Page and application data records

========================

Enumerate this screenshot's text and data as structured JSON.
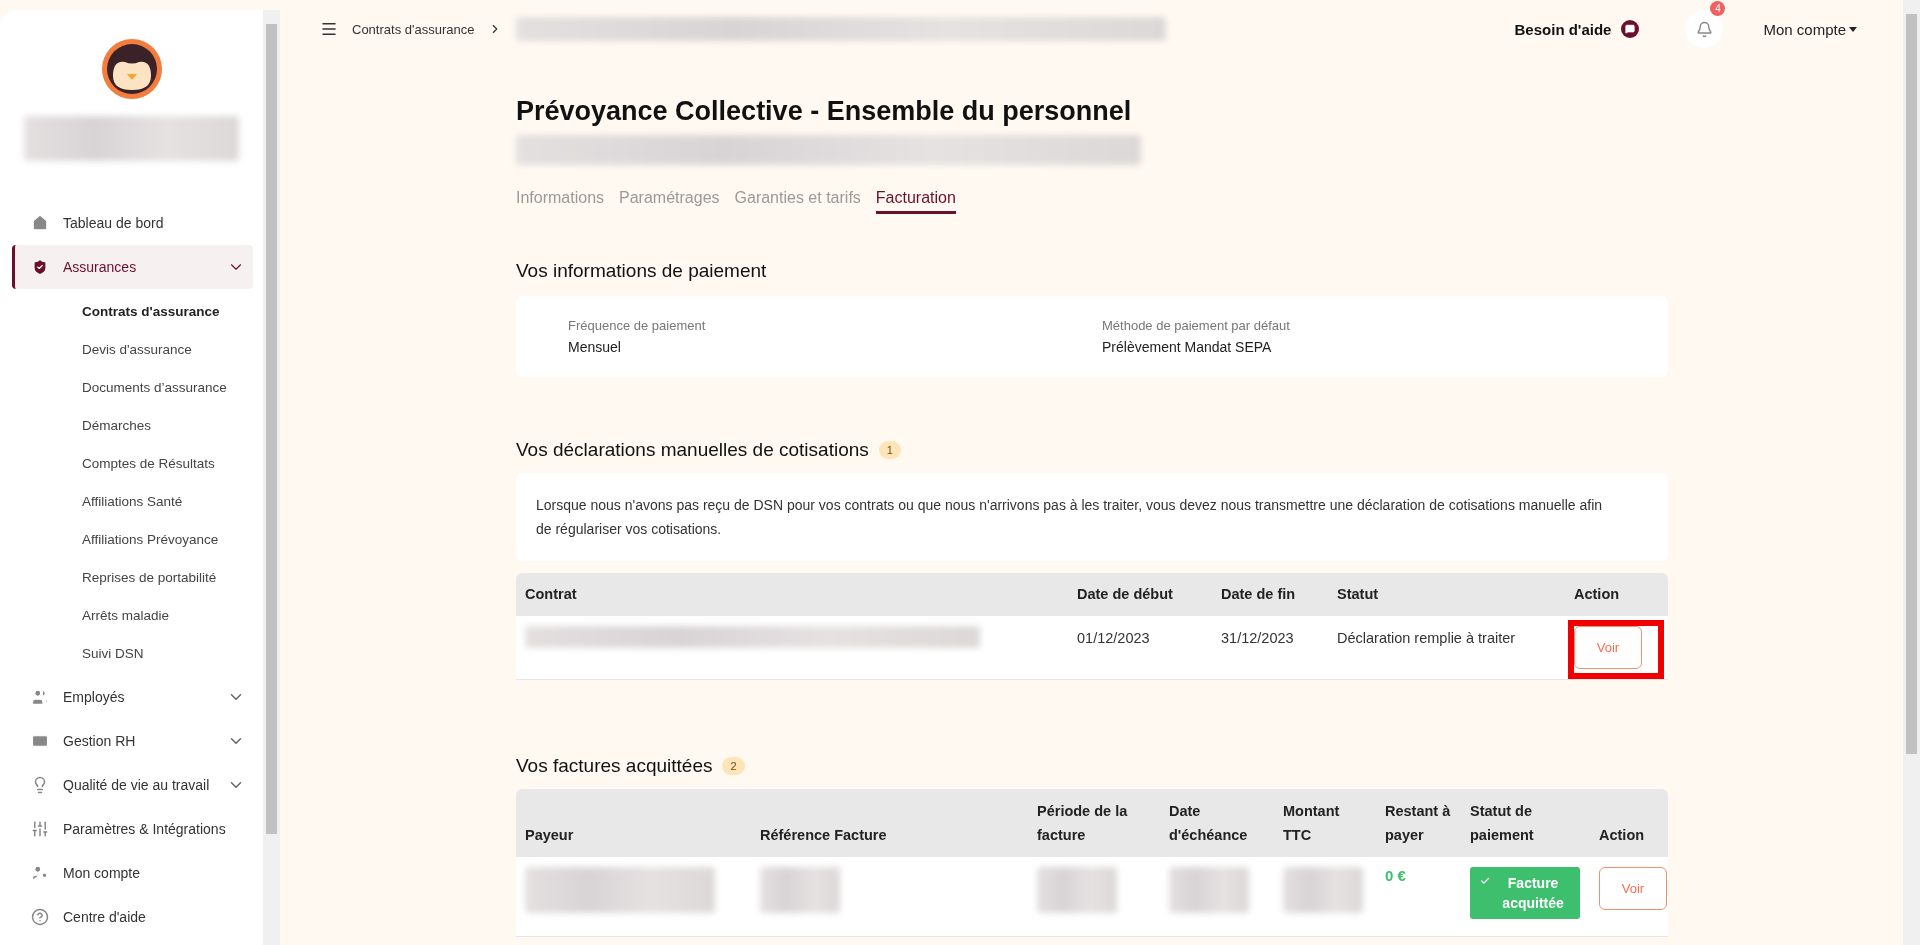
{
  "topbar": {
    "breadcrumb": "Contrats d'assurance",
    "help": "Besoin d'aide",
    "notifications": "4",
    "account": "Mon compte"
  },
  "sidebar": {
    "items": [
      {
        "label": "Tableau de bord",
        "selected": false
      },
      {
        "label": "Assurances",
        "selected": true,
        "expanded": true,
        "children": [
          {
            "label": "Contrats d'assurance",
            "selected": true
          },
          {
            "label": "Devis d'assurance",
            "selected": false
          },
          {
            "label": "Documents d’assurance",
            "selected": false
          },
          {
            "label": "Démarches",
            "selected": false
          },
          {
            "label": "Comptes de Résultats",
            "selected": false
          },
          {
            "label": "Affiliations Santé",
            "selected": false
          },
          {
            "label": "Affiliations Prévoyance",
            "selected": false
          },
          {
            "label": "Reprises de portabilité",
            "selected": false
          },
          {
            "label": "Arrêts maladie",
            "selected": false
          },
          {
            "label": "Suivi DSN",
            "selected": false
          }
        ]
      },
      {
        "label": "Employés",
        "selected": false,
        "expanded": false
      },
      {
        "label": "Gestion RH",
        "selected": false,
        "expanded": false
      },
      {
        "label": "Qualité de vie au travail",
        "selected": false,
        "expanded": false
      },
      {
        "label": "Paramètres & Intégrations",
        "selected": false
      },
      {
        "label": "Mon compte",
        "selected": false
      },
      {
        "label": "Centre d'aide",
        "selected": false
      }
    ]
  },
  "page": {
    "title": "Prévoyance Collective - Ensemble du personnel"
  },
  "tabs": [
    {
      "label": "Informations",
      "selected": false
    },
    {
      "label": "Paramétrages",
      "selected": false
    },
    {
      "label": "Garanties et tarifs",
      "selected": false
    },
    {
      "label": "Facturation",
      "selected": true
    }
  ],
  "payment": {
    "title": "Vos informations de paiement",
    "fields": [
      {
        "label": "Fréquence de paiement",
        "value": "Mensuel"
      },
      {
        "label": "Méthode de paiement par défaut",
        "value": "Prélèvement Mandat SEPA"
      }
    ]
  },
  "declarations": {
    "title": "Vos déclarations manuelles de cotisations",
    "count": "1",
    "description": "Lorsque nous n'avons pas reçu de DSN pour vos contrats ou que nous n'arrivons pas à les traiter, vous devez nous transmettre une déclaration de cotisations manuelle afin de régulariser vos cotisations.",
    "columns": [
      "Contrat",
      "Date de début",
      "Date de fin",
      "Statut",
      "Action"
    ],
    "rows": [
      {
        "cells": [
          {
            "kind": "blurred"
          },
          {
            "kind": "text",
            "text": "01/12/2023"
          },
          {
            "kind": "text",
            "text": "31/12/2023"
          },
          {
            "kind": "text",
            "text": "Déclaration remplie à traiter"
          }
        ],
        "action": "Voir",
        "highlighted": true
      }
    ]
  },
  "invoices": {
    "title": "Vos factures acquittées",
    "count": "2",
    "columns": [
      "Payeur",
      "Référence Facture",
      "Période de la facture",
      "Date d'échéance",
      "Montant TTC",
      "Restant à payer",
      "Statut de paiement",
      "Action"
    ],
    "rows": [
      {
        "cells": [
          {
            "kind": "blurred"
          },
          {
            "kind": "blurred"
          },
          {
            "kind": "blurred"
          },
          {
            "kind": "blurred"
          },
          {
            "kind": "blurred"
          },
          {
            "kind": "amount",
            "text": "0 €"
          },
          {
            "kind": "status",
            "text": "Facture acquittée",
            "paid": true
          }
        ],
        "action": "Voir",
        "highlighted": false
      }
    ]
  }
}
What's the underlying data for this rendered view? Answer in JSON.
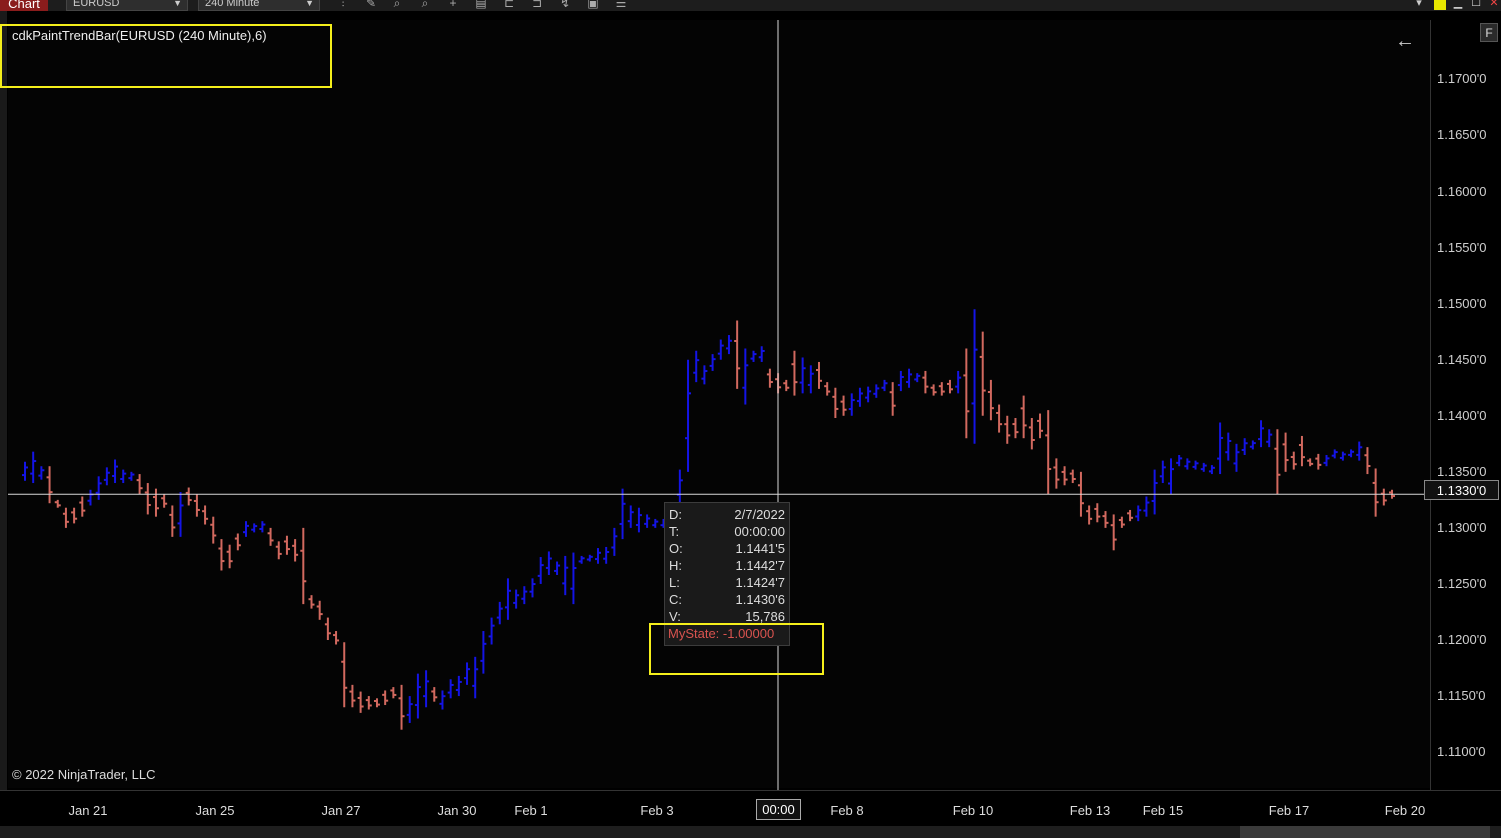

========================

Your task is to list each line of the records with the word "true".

        "selected": true,
        "expanded": true,
            "selected": true
      "selected": true
        "highlighted": true
            "paid": true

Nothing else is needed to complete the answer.